First, it appears that the new device is not currently designed to incorporate a mouth alcohol detector. Second, there is also, apparently, only a very primitive Radio Frequency Interference (RFI) detector planned for the device.
[A] The Alco-Sensor
- most commonly used preliminary breath test (PBT) instruments appear to be Intoximeter’s Alco-Sensor model IV (by the makers of the Inbox EC/IR® II.)
- The accuracy of the Alco-Sensor has been tested in the laboratory. The device, utilizing an electrochemical fuel cell, was definitely not sufficiently accurate for use in evidentiary testing and, in fact, should be used with caution as a preliminary testing device.
- It uses a fuel cell, consisting of five layers of material compressed into a wafer and soaked with an electrolyte, to analyze alcohol in the breath. An electrical piston pump within the device draws one cubic centimeter of breath into the fuel cell for analysis. The captured breath vapor is exposed to the active surface of the fuel cell and, through oxidation, any alcohol releases electrons that create an electronic flow along a conductor and out of the fuel cell.
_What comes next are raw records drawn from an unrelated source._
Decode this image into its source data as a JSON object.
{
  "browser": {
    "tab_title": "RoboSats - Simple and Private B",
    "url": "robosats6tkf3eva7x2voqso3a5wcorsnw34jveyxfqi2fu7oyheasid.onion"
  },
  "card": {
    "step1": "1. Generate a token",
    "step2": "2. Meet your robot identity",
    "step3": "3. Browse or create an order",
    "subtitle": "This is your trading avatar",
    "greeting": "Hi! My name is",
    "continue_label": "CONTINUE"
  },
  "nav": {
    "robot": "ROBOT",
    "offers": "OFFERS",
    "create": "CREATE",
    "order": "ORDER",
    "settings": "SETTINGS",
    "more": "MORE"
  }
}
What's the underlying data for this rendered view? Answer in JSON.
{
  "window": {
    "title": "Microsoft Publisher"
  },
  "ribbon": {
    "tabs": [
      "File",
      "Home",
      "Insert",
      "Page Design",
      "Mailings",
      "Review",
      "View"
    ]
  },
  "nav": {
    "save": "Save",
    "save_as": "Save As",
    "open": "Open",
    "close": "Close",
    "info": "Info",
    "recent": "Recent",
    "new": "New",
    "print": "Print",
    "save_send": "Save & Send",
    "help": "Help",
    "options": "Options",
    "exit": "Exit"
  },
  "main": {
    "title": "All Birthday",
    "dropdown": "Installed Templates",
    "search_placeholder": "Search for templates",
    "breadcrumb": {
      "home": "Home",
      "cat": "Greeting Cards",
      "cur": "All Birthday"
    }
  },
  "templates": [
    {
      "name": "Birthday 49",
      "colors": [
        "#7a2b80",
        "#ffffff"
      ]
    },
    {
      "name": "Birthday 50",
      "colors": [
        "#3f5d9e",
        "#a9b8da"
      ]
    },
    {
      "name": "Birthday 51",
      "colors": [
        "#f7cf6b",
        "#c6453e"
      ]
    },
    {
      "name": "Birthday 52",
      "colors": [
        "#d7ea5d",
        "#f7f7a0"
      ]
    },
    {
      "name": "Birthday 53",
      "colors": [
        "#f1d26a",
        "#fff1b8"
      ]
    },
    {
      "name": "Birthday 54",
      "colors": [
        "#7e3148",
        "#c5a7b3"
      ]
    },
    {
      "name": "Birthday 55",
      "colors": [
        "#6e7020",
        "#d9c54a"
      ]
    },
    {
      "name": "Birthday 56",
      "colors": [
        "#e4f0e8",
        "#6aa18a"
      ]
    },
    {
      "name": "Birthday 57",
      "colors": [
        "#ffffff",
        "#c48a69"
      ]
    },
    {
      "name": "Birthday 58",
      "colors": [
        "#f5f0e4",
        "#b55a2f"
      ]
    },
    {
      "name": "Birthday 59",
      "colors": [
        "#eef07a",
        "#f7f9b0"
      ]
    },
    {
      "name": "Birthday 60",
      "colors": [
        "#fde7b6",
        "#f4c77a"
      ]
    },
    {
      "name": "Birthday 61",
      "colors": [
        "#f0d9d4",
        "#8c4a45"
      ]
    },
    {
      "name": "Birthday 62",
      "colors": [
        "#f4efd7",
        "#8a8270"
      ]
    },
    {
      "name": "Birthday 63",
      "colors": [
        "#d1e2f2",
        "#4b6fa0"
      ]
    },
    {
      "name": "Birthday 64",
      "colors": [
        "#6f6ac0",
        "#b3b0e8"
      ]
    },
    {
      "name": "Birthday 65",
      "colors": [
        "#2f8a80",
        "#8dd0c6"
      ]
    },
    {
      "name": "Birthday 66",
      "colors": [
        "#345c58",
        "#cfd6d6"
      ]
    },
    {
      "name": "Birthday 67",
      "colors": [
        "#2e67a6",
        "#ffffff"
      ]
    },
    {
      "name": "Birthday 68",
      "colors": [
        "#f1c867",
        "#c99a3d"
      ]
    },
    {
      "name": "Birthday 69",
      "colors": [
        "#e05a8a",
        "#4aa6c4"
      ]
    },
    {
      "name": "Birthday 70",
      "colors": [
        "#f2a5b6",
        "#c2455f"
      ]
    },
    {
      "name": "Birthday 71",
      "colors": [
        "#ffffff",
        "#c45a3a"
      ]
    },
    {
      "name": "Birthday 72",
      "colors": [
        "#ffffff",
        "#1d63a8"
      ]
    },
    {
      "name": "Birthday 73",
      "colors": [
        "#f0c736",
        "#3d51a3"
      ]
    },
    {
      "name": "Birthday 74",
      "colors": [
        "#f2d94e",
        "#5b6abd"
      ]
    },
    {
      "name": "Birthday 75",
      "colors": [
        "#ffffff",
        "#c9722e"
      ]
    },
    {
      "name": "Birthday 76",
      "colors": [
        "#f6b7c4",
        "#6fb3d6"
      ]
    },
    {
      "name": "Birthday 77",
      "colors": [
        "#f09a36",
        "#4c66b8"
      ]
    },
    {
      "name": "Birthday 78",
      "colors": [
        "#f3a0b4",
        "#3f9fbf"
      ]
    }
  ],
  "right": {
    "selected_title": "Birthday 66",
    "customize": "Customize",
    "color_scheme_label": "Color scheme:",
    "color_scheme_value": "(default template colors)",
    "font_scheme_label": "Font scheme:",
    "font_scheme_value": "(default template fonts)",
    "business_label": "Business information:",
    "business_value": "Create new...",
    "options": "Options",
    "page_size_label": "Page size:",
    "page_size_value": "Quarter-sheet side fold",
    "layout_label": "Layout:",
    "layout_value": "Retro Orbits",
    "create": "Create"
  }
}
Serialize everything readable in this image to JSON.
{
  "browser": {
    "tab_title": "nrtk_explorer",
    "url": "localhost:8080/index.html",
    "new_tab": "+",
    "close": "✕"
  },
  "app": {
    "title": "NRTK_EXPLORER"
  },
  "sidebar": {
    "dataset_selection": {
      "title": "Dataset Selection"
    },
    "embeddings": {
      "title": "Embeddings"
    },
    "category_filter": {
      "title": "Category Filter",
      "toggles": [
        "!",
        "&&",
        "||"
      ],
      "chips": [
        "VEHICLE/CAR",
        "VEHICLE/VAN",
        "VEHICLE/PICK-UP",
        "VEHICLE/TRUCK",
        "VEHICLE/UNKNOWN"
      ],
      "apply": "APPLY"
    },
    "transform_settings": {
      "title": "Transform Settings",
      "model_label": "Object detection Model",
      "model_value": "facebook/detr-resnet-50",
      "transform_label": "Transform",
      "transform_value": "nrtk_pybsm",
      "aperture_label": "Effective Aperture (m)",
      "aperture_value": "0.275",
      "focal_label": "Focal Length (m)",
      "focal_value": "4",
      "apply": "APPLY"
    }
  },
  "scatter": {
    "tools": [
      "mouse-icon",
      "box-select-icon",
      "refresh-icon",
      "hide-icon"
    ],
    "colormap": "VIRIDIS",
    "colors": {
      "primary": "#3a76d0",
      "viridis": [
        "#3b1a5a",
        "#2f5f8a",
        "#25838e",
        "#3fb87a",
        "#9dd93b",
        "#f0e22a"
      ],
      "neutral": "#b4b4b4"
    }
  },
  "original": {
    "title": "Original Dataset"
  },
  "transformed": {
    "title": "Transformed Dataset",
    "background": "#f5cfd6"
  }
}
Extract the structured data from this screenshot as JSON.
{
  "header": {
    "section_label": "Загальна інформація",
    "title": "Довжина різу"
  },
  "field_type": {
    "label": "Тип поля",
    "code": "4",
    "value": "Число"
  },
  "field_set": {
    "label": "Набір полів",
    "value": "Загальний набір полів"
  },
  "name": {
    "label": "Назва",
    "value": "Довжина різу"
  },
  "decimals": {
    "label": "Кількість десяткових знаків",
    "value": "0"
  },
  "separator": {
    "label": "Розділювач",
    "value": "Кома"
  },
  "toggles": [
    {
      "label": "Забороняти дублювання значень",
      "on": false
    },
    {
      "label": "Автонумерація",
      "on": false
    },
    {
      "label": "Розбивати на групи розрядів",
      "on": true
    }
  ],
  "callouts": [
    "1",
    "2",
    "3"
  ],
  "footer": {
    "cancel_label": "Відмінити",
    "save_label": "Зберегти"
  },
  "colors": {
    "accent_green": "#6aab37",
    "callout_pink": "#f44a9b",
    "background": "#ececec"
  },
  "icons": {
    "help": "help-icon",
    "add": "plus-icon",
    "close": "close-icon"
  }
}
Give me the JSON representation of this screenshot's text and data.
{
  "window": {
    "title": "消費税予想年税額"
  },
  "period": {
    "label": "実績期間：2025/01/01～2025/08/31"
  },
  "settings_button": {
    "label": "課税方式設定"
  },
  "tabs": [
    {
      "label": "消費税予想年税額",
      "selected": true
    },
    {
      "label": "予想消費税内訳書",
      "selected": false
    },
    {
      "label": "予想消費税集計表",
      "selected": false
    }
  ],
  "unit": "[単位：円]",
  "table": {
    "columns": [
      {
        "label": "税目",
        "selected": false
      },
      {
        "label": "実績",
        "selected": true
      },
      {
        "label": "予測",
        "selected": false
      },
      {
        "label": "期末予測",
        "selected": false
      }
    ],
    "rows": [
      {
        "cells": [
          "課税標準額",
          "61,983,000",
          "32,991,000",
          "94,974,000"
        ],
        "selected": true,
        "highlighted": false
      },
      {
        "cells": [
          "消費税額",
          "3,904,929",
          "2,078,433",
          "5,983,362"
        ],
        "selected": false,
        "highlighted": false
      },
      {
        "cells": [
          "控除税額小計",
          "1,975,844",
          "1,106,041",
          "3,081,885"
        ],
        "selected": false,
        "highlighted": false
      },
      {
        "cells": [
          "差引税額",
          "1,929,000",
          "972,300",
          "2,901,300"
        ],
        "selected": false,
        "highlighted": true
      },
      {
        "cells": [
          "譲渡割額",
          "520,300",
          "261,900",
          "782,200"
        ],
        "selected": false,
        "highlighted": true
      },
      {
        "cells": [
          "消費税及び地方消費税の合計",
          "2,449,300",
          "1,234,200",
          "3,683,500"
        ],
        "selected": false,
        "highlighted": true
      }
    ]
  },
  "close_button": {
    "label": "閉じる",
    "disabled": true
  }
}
The device can be used every 15 seconds if no alcohol is encountered; a two-minute wait is required if there is a positive reading.
- According to the Intoximeters website,
Possible Problem Conditions for the Alco-Sensor
- Some possible sources of error noted by the manufacturer include: (1) The manual warns that “a recent drink of an alcoholic beverage or regurgitation could introduce ‘mouth alcohol’ to the breath, causing an exaggerated reading. A 15-minute waiting period prior to testing will insure the elimination of ‘mouth alcohol.’” (2) Any cigarette smoke blown into the device “will permanently damage the fuel cell.” (3) “Sufficient time after each test must be allowed for all traces of alcohol on the cell surface to be eliminated…. Even when exposed to breath samples with high alcohol levels, a cell should clear within 2 minutes.” (4) New mouthpieces must be inserted with each new test, or alcohol from the previous user can elevate the reading. (5) Monthly calibration checks are recommended.
[B] Defense Use of Favorable PBT Evidence
In most jurisdictions, evidence of preliminary breath test results are not admissible in trial.
Consider, however, the reasoning in an Arkansas case, Patrick v. State. The appellate court accepted the defendant’s reasoning that since the PBT results were considered sufficiently reliable to establish probable cause to arrest him, they are sufficiently reliable to be admitted as exculpatory evidence.
This is consistent with the decision in Rock v. Arkansas, where the U.S. Supreme Court held that evidence of hypnosis offered by the defendant was admissible, even though it would not be admissible if offered by the prosecution. The Court reasoned that prohibiting such evidence effectively precluded the defendant from presenting a defense. In order words, an accused’s constitutional right to present evidence in his defense rises to a higher level than the prosecution’s “right” to present evidence against him, and, thus, the standards for admissibility should reflect this.
Counsel should consider filing a motion in limine to obtain an advance ruling as to the admissibility of the intended evidence.